Remarks by Angel Gurría
16 June 2020 - OECD, France
(As prepared for delivery)
Dear Commissioner Ferreira, Ladies and Gentlemen,
It is my pleasure to launch the Cities in the World: A New Perspective on Urbanisation report. This very exciting project, that the OECD and the European Commission have been jointly undertaking, provides a new, ground-breaking perspective on cities and global urbanisation.
In our world, profoundly shaped by the COVID-19 pandemic, cities have an important role to play in tackling the crisis. They are better equipped to respond to challenges due to their well-developed health care facilities. However, they are also densely populated places where people live and gather, thus at greater risk of spreading the virus.
Two years ago, when we kicked-off this project together, we all agreed on one fundamental idea: we cannot talk about cities and provide adequate policy responses to the challenges they face without accurate and comparable data at a global scale. This is doubly important in the current context.
As Commissioner Ferreira has just highlighted, we now have a new set of definitions approved by the UN Statistical Commission and comparable data on cities, metropolitan, urban and rural areas. With these new definitions, we are also able to move away from the traditional urban-rural dichotomy, by considering a novel category: towns and semi-dense areas, which are halfway between urban and rural areas. This innovation constitutes, together with the focus on “functional” areas, a new way of thinking.
Indeed, since 2010, the OECD has adopted a harmonised definition of cities backed by governments, called “functional urban areas”. This was done in collaboration with the European Commission and has led to a unique database that allows us to make meaningful comparisons between metropolitan areas in different OECD countries on trends related to demographics, income, air quality and a range of other topics through the more than 50 indicators available. We have now extended this approach on a global scale.
What have we learned by applying our new global definitions? Let me highlight three main findings of the report.

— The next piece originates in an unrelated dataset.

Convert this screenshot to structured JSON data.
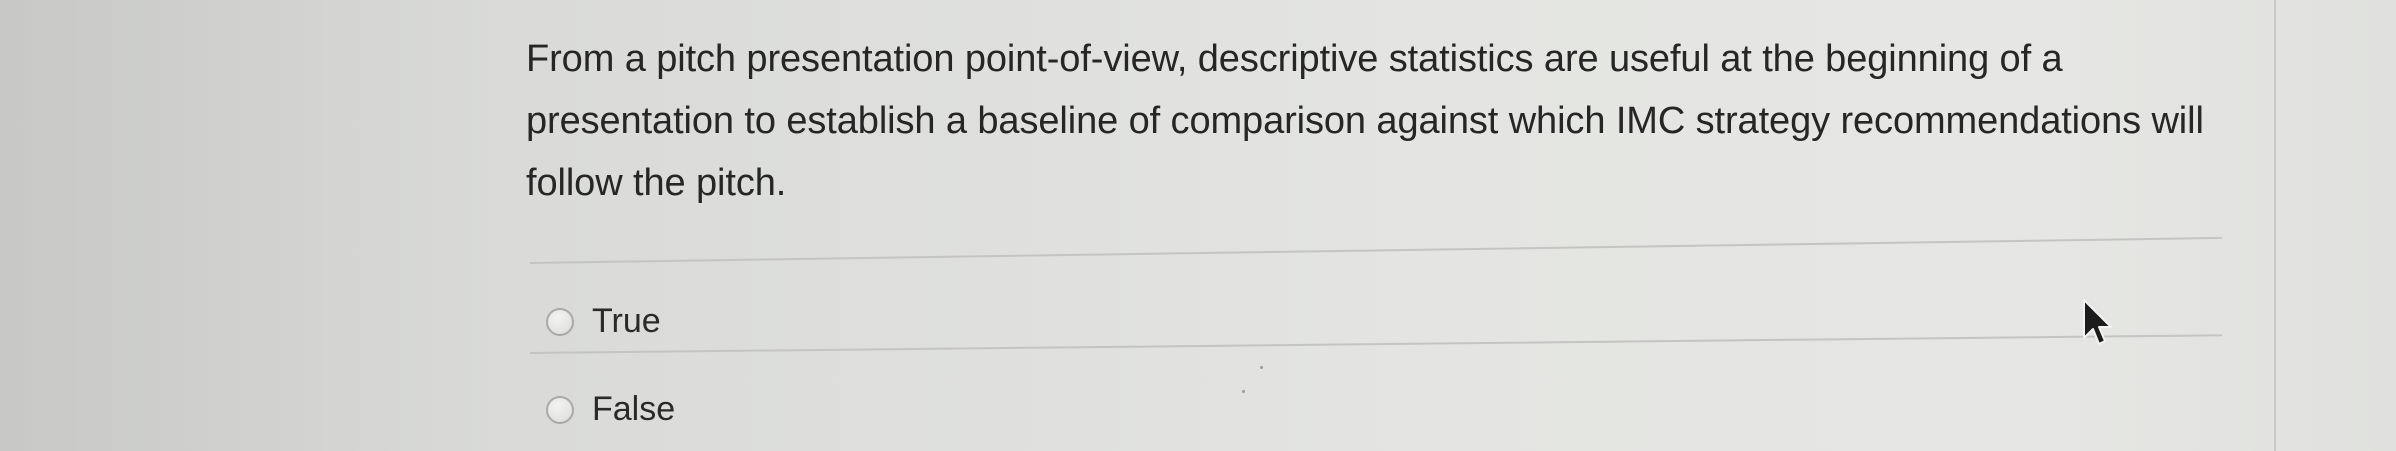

First, the global urbanisation process is uneven. Large metropolitan areas grow fastest, while many small and mid-sized metropolitan areas are shrinking. Since 2000, across the world, large metropolitan areas with more than one million inhabitants have grown by more than 400 million people. This has created formidable policy challenges for public transport, affordable housing and public service provision.

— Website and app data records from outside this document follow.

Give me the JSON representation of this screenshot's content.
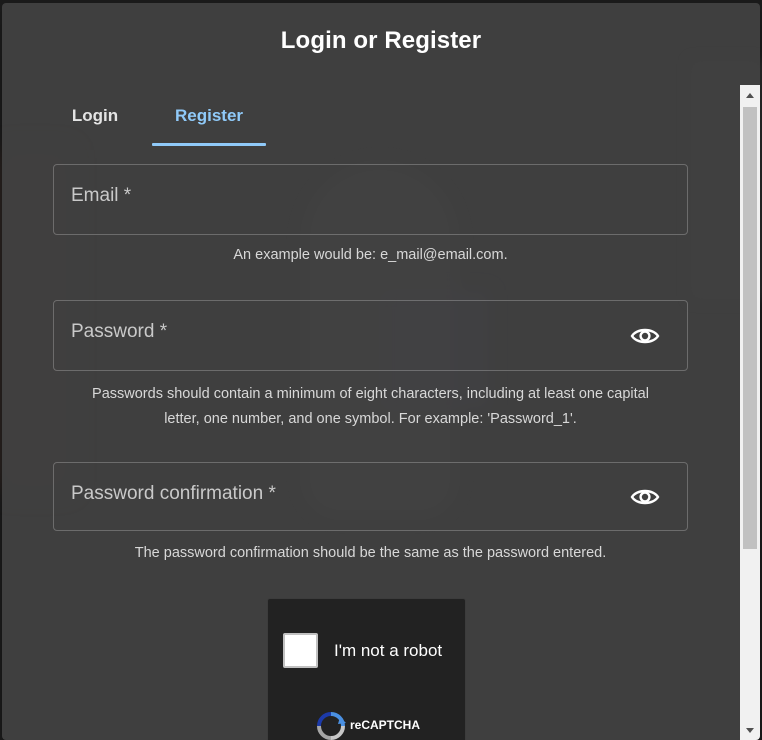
{
  "dialog": {
    "title": "Login or Register"
  },
  "tabs": [
    {
      "label": "Login",
      "active": false
    },
    {
      "label": "Register",
      "active": true
    }
  ],
  "form": {
    "email": {
      "label": "Email *",
      "hint": "An example would be: e_mail@email.com."
    },
    "password": {
      "label": "Password *",
      "hint_line1": "Passwords should contain a minimum of eight characters, including at least one capital",
      "hint_line2": "letter, one number, and one symbol. For example: 'Password_1'.",
      "visibility_icon": "eye-icon"
    },
    "password_confirmation": {
      "label": "Password confirmation *",
      "hint": "The password confirmation should be the same as the password entered.",
      "visibility_icon": "eye-icon"
    }
  },
  "recaptcha": {
    "checkbox_label": "I'm not a robot",
    "brand": "reCAPTCHA",
    "icon": "recaptcha-logo-icon"
  },
  "colors": {
    "accent": "#90caf9",
    "dialog_bg": "#424242"
  }
}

Towns are also growing and turning into cities and metropolitan areas, principally in Africa and South Asia. Around 4,000 new metropolitan areas emerged between 1975 and 2015, accounting for one third of all metropolitan areas in the world.

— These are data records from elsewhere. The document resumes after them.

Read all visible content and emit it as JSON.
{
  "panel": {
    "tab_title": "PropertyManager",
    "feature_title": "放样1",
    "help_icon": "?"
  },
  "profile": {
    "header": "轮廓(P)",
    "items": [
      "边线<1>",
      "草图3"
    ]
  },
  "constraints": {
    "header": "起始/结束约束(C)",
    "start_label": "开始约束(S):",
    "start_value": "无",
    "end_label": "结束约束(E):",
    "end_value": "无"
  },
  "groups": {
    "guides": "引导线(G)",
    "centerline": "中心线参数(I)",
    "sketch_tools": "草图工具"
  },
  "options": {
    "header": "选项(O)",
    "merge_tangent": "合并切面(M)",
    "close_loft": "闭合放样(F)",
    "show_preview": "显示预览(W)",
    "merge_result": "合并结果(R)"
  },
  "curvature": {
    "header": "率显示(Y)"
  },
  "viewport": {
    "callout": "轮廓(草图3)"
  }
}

At the same time, one fifth of metropolitan areas are shrinking globally, mostly in East Asia and Europe, where population is stagnating or has started declining. In these countries, policymakers will have to ensure that public services such as education and health facilities remain accessible to residents. All this while facing tough budgetary pressures.
Second: the shape and form of many cities is changing. Cities around the world are not only growing but have tended to become denser, rather than sprawling. Since 1975, 70% of population growth in cities on average has occurred through densification, which means population has grown within old city borders. This result is rather surprising because the a priori is that cities tend to sprawl out of their historical boundaries.
Cities are densifying at different rates in different parts of the world. In lower income countries, densification grew at four times the rate of higher income countries.
This fast growth and increasing population density of cities raises many new challenges and accentuates old ones. This includes affordable housing, congestion, pollution and transport. In short, it poses questions about what sustainable development should be about, an issue that is now more pressing than ever.
In this context, climate change and particularly the COVID-19 pandemic demonstrate the vulnerability of accepting the status quo. We need to rethink and adapt cities to achieve greater resilience and enhance sustainable development around the world.
And third: cities still offer a higher quality of life than other areas in many respects. For the first time, we have a comprehensive assessment of differences in quality of life among different areas across the globe.
In most countries, city residents are on average more likely to be satisfied with their lives. They also tend to suffer less from health problems, enjoy more economic opportunities, and have greater access to services and technology.
Ladies and Gentlemen,
The report we are launching today sets the bar on how we analyse cities, metropolitan areas, and rural areas going forward. It is also a reminder of the important role that cities have in tackling the coronavirus pandemic.
The OECD stands ready to continue working with policymakers across the world and ensure that, with these new data, we are able to shape better policies for better cities, and better lives. Thank you.